▶ [TASK TO COMPLETE]
Search the entries for the word "title" and copy each line that has it.

######

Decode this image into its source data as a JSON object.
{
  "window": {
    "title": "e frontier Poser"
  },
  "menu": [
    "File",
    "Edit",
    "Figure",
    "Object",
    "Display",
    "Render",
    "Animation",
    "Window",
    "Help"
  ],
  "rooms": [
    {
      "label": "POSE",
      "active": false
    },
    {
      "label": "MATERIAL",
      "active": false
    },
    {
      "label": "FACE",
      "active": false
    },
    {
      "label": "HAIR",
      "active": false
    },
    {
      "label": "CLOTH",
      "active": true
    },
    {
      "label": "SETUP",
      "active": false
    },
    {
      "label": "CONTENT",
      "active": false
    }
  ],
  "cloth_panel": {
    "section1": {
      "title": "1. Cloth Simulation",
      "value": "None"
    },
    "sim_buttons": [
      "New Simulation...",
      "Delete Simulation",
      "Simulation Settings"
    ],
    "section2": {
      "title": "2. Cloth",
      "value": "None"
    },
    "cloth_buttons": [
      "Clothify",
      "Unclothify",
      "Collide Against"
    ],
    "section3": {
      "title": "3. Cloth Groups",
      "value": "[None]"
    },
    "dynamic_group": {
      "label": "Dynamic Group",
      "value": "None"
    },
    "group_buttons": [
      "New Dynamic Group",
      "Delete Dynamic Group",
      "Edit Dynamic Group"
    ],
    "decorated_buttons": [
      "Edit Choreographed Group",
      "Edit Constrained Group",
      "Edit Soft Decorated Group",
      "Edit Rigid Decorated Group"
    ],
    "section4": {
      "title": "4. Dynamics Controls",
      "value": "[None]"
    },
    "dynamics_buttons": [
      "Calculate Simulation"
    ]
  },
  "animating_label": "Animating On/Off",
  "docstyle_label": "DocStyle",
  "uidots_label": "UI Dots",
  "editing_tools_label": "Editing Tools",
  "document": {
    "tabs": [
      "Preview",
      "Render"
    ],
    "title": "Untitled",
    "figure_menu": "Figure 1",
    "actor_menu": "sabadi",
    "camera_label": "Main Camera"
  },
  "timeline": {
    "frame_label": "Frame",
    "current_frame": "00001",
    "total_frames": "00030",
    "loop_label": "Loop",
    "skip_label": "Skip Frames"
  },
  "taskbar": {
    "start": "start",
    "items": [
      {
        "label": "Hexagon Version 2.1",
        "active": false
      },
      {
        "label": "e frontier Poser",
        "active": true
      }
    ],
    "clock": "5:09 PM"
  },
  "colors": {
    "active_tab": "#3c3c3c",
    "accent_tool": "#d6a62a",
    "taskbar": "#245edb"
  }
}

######

▶ [ANSWER BOX]
    "title": "e frontier Poser"
      "title": "1. Cloth Simulation",
      "title": "2. Cloth",
      "title": "3. Cloth Groups",
      "title": "4. Dynamics Controls",
    "title": "Untitled",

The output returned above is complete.